Poll working, not watching, is the goal for a group of former troops and military family members seeking to get the nation's veterans to staff the polls this year, next year and beyond.
Ahead of National Poll Worker Recruitment Day on Wednesday, organizers for We the Veterans and Military Families, a nonpartisan nonprofit that aims to strengthen the nation's bedrock principles through civic duty and collaboration, announced it is expanding its effort to attract veterans to serve as poll workers. It will add education programs in several states to build a foundation of trust in the voting system.
Ellen Gustafson, a Navy spouse and the group's executive director, said the Vet the Vote 2023/2024 campaign will include a tour for veteran leaders and military family advocates in Maricopa County, Arizona, of the ballot-processing facility, as well as events for veterans in New Hampshire, Los Angeles County and Las Vegas to teach them about the voting process.
Maricopa County is home to the second-largest veteran population in the U.S. behind Los Angeles, according to Gustafson. It also was the site of mass protests by supporters of then-President Donald Trump the evening of and days following the 2020 presidential election.
In Las Vegas that year, GOP attorneys filed a lawsuit over more than 3,000 absentee ballots -- many of which were from military personnel, serving elsewhere in the country or overseas, who are allowed to vote in their home of record -- alleging they were wrongfully submitted.
Gustafson said the idea of these events is to provide "voting education" so military personnel, veterans and family members understand the process, have faith in it and spread the word about the integrity of the election system in the U.S.
"A great way to destabilize our democracy, if you're a foreign adversary, is to get people to not trust our elections -- the foundation of our democracy," Gustafson said in a roundtable with reporters Tuesday. "So, what we're addressing is that while foreign adversaries are trying to get to the hearts and minds of this incredibly trusted group, if we don't fight it for those hearts and minds, we're going to lose them."

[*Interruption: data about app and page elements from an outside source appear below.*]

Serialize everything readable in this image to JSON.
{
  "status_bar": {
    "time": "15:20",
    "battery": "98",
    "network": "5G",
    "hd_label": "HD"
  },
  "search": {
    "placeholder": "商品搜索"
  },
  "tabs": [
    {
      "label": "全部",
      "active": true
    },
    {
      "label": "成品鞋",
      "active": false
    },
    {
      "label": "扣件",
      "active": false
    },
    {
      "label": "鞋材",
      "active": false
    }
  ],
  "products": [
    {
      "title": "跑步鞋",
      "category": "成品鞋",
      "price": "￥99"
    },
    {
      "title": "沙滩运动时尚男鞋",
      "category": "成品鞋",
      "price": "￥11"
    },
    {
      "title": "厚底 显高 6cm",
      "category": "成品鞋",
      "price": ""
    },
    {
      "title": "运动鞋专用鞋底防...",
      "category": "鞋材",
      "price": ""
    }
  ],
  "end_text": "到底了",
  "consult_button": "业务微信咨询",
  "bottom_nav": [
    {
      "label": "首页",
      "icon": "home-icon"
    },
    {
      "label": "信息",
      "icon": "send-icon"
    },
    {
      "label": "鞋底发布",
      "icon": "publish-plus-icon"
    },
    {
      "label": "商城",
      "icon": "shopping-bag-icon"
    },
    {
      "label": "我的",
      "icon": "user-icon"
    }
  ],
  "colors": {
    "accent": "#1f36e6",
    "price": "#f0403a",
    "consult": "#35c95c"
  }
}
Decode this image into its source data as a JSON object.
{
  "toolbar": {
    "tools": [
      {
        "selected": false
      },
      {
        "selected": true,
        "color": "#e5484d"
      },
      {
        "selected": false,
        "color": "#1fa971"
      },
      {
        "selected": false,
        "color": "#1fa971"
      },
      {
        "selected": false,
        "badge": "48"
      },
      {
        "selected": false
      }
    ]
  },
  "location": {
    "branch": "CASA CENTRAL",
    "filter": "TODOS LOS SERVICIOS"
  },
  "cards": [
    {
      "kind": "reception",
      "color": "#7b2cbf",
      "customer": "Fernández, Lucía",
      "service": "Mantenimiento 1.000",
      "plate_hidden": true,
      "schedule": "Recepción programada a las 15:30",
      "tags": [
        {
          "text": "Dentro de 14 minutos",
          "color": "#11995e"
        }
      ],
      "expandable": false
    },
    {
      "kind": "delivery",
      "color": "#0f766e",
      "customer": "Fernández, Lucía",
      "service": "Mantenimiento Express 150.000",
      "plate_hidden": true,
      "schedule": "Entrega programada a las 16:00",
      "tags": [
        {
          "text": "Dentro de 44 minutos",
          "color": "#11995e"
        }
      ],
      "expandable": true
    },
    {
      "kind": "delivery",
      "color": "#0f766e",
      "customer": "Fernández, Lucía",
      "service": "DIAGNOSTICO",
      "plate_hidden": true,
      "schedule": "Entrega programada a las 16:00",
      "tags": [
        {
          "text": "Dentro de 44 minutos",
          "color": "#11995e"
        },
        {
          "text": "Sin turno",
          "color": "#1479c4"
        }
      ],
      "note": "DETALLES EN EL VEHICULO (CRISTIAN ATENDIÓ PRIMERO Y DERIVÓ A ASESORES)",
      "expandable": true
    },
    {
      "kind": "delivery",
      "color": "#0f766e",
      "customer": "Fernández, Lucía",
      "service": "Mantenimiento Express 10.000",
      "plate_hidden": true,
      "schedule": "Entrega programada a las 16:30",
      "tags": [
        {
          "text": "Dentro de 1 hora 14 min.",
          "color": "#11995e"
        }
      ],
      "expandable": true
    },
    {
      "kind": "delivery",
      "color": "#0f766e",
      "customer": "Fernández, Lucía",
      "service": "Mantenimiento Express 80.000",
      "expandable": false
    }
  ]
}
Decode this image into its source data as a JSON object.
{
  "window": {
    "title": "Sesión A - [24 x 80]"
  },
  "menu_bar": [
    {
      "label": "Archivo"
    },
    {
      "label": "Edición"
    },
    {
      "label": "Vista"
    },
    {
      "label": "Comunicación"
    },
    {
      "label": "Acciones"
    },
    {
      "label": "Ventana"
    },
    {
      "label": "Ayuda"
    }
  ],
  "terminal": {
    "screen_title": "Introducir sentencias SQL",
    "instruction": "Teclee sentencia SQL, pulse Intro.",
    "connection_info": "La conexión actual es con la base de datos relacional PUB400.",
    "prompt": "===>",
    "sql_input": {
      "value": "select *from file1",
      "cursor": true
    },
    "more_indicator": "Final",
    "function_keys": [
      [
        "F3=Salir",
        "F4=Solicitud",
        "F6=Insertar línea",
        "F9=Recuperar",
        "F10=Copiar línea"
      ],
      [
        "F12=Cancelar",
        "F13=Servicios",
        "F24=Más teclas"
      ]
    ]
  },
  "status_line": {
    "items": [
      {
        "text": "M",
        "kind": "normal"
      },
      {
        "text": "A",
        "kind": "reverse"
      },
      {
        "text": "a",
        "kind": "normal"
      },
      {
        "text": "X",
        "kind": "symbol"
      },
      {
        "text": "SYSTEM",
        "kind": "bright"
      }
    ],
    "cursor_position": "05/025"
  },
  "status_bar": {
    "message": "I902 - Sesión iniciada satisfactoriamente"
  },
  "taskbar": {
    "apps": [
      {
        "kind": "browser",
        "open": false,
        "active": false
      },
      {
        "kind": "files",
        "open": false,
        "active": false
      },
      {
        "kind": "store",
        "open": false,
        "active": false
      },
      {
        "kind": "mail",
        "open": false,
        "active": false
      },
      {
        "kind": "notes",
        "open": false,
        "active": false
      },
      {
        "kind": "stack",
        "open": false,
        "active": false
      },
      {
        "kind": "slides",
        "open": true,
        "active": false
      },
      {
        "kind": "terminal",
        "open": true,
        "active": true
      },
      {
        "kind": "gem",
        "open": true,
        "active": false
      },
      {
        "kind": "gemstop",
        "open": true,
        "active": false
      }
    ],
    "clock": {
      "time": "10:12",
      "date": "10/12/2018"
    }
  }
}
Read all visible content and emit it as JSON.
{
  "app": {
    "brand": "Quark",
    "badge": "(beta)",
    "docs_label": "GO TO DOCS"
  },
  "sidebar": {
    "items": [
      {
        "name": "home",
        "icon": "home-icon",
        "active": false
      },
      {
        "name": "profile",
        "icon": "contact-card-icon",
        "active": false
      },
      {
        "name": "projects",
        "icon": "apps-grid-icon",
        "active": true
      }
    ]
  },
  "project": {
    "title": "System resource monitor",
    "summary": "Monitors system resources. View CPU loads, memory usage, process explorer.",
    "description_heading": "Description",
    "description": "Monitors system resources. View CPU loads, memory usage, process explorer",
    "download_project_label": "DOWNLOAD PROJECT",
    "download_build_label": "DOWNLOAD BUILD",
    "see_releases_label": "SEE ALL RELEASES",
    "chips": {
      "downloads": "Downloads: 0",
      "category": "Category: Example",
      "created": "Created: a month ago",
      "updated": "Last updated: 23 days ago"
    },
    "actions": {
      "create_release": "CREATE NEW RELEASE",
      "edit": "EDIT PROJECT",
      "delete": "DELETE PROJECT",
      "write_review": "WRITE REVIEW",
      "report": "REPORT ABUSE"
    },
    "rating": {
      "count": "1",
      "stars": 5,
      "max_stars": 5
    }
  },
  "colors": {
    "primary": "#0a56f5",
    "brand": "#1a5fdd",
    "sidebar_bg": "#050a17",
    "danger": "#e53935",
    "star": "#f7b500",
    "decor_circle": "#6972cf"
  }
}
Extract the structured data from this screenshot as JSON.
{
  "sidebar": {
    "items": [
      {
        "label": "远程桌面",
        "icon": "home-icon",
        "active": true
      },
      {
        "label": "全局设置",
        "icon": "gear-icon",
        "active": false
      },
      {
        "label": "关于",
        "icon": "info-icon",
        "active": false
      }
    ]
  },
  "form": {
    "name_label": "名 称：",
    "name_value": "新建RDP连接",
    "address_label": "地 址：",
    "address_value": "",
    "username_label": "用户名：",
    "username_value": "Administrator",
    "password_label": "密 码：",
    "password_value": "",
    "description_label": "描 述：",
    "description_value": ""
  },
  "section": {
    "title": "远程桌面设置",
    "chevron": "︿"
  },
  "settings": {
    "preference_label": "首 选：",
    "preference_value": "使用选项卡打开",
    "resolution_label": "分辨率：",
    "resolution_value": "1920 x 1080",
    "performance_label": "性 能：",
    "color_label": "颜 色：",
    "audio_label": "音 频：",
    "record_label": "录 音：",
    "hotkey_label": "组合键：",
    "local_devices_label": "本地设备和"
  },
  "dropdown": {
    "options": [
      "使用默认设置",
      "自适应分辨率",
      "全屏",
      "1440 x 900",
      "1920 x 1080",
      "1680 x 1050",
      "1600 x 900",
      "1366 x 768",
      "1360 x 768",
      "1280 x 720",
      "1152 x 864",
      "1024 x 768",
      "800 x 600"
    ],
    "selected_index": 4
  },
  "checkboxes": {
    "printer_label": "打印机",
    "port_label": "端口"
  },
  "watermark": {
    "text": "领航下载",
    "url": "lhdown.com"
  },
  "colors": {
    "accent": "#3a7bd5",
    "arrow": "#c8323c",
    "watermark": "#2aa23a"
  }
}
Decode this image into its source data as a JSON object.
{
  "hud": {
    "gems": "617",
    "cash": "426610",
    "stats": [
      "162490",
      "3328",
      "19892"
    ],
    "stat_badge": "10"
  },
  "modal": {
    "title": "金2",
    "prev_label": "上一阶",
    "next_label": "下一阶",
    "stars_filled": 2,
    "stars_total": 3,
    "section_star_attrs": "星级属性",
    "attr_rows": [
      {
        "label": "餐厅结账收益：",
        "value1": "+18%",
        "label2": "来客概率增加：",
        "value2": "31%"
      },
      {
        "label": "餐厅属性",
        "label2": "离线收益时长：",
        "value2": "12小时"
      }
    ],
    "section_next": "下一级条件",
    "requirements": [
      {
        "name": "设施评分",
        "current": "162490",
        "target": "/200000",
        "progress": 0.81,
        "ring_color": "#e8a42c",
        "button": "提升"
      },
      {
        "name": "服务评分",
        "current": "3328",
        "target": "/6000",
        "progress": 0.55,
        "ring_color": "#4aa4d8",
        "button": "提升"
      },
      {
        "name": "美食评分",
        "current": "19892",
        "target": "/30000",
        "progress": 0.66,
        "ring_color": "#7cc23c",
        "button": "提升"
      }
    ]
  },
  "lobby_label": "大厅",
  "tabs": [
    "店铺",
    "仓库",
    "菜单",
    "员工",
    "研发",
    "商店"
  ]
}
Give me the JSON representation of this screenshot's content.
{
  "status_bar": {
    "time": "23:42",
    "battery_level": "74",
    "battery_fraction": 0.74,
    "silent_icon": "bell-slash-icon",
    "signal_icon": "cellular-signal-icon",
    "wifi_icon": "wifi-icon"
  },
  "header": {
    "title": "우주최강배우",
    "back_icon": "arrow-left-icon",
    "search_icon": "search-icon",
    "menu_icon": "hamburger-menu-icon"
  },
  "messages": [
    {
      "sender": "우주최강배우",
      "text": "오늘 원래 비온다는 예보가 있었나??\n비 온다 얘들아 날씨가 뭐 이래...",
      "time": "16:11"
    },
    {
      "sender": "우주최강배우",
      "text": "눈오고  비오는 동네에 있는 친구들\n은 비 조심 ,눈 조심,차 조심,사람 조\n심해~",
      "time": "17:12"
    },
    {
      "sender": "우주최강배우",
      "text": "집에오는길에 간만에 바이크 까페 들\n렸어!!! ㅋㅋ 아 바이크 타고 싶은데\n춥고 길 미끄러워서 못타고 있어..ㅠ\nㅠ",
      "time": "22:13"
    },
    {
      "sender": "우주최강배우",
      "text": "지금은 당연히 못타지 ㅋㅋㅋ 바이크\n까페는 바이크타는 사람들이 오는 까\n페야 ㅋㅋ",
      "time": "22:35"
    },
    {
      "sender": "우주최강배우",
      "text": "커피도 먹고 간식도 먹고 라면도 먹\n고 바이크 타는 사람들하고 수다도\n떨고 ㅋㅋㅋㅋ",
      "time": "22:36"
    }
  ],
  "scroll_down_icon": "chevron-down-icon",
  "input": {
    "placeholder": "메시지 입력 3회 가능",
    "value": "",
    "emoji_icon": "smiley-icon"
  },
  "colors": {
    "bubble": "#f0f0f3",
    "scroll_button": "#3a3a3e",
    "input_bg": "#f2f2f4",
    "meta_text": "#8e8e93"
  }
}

In 2022, We the Veterans brought together a coalition of military and veteran organizations to promote Vet the Vote, an effort to get former service members and military families to volunteer on Election Day.
The campaign resulted in 63,500 veterans and family members volunteering last Nov. 8 in an effort to help fill roughly 130,000 poll worker positions left vacant as the result of retirements and the COVID-19 pandemic, which kept many older workers home on election day.
Gustafson did not give a goal for the number of poll workers the group hopes to sign up for the 2024 election, but said states need workers throughout the process -- for special elections and primaries in addition to the general election.
And in some states, she added, new rules have meant that election officials need to have their full complement of workers for the November 2024 vote at the start of the year, as early as January.
"That means that in November or December of this year, we're going to have to do big pushes in states like Florida, which I know has one of those rules," Gustafson said.
In 2020, Trump refused to concede the election and made false allegations over election results in several states, taking issue with electronic voting machines he claimed had erased votes for him and alleging that votes were lost.
His own attorney general, Bill Barr, said the Justice Department did not find any evidence of widespread fraud, and recounts conducted in the disputed states did not change the election results.
Trump and 18 others have now been indicted in Georgia for their alleged attempts to overturn the 2020 election results in the state. The former president announced on his Truth Social network that he planned to turn himself in on Thursday.
Gustafson said the Vet the Votes campaign is apolitical and noted that working the polls is a "democratic and citizen" job that meshes well with service members' and veterans' desire to serve.
Joe Plenzler, a retired Marine lieutenant colonel who serves as a We the Veterans board member and has volunteered as a poll worker in Charles County, Maryland, and Warren County, Virginia, said that throughout the process, poll workers leave their politics at the door.
"It is considered really bad form for election poll workers to discuss politics at all," Plenzler said.
"You get to know your community ... show me another place in American society where Republicans, Democrats and independents are all coming together to work together to do something productive for the country."
Tina Barton, an elections expert with The Elections Group -- a consulting company that provides guidance to local, state and federal election organizations -- and former senior program adviser to the U.S. Election Assistance Commission executive director, said that now, more than ever, the nation's election boards need volunteers who believe in the system.
With the average age of poll workers at or above retirement age (60% of poll workers are 61 or older), and some facing intimidation and threats as well as concerns over COVID-19 and other contagious illnesses, the need is tremendous.
And that gap, she said, "is ready to be filled by groups" like young people who have specific skill sets -- those who value teamwork and those who are dedicated and prize the democratic process.
To We the Veterans and Military Families and those considering volunteering, Barton said the effort is admirable.
"On behalf of all the election administrators in our country, I want to say a huge thank you. Thank you, thank you for your service to our government and to our country. But also thank you for filling this gap for us," she said.
For more information on becoming a poll worker, a paid position that requires a day of training, depending on location, followed by work on Election Day, contact your local election office or reach out to Vet the Vote.
-- Patricia Kime can be reached at Patricia.Kime@Military.com. Follow her on Twitter @patriciakime.